I was on a discussion thread at iNaturalist for an observation of Aralia species in Catonsville, Md. The non-native Japanese Angelica Tree (A. elata) has been escaping from cultivation and is reported in several Maryland counties.
How to distinguish A. elata from the native Devil’s Walkingstick (A. spinosa) in winter? David Sibley’s guide says that A. elata is “less spiny,” but that doesn’t help very much.
Fortunately, Maraea Harris of Meadowlark Botanical Gardens pointed out for me (we were on an invasives removal work day) a cultivated example of A. elata, specifically the variety “Silver Umbrella” with variegated leaves (in the growing season, of course).
You can see that the younger stems (at left) are lightly armored, but the older trunks show only vestiges of their spines. This observation squares with a horticultural blog post from Milan Havlis.
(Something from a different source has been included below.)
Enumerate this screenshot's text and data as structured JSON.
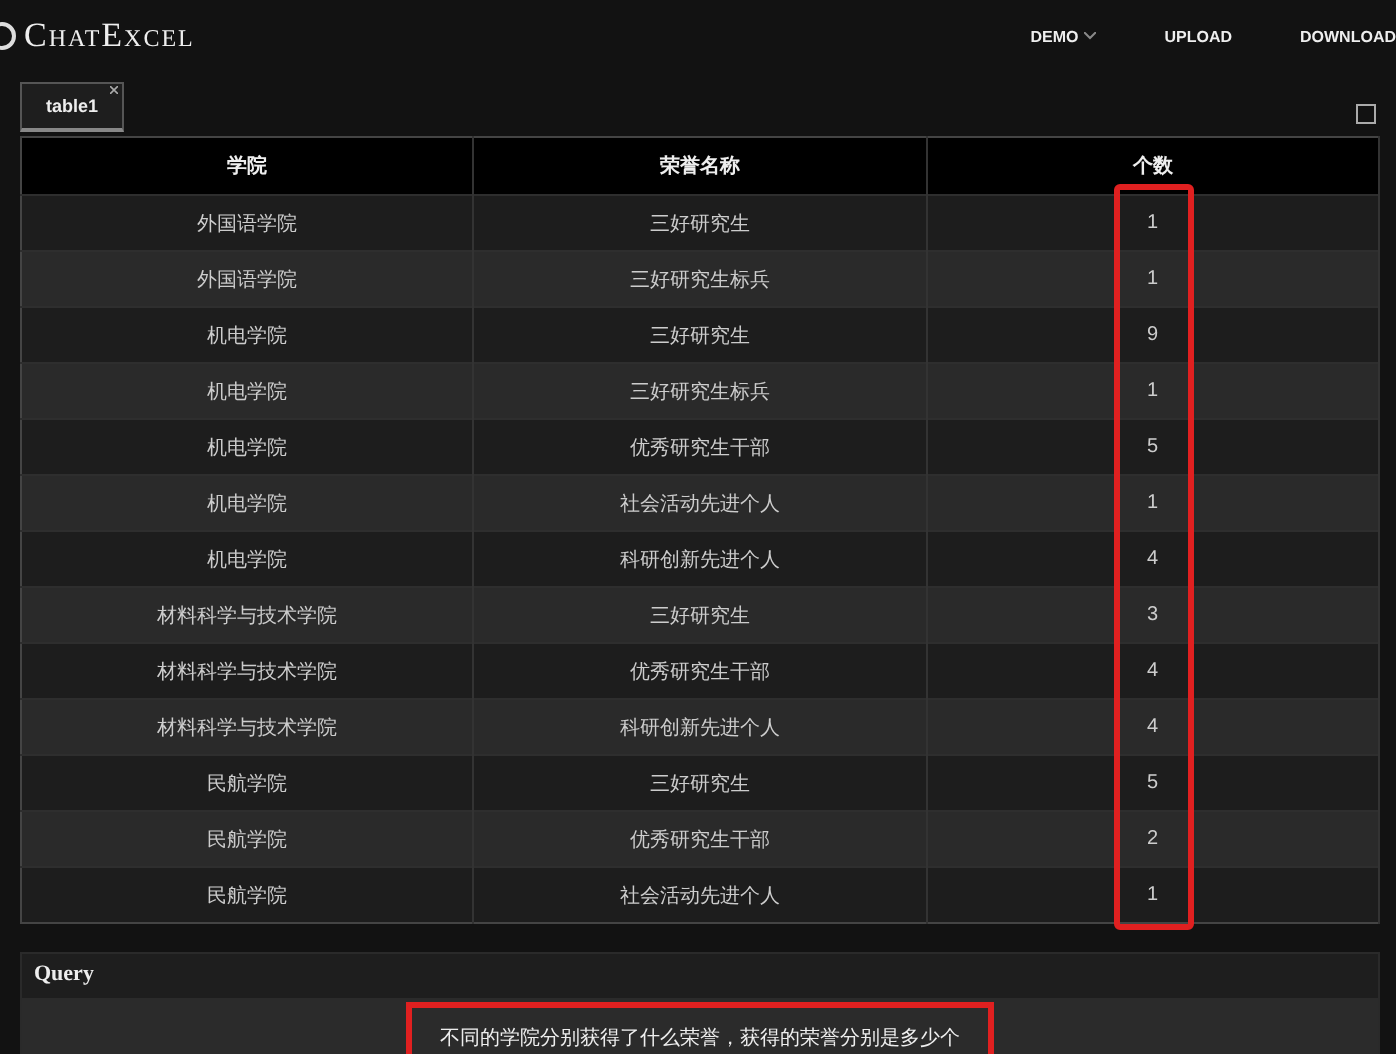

Also of note: cultivars are grafted, and can revert to the wild type. I wonder how many of our escapes are from cultivars.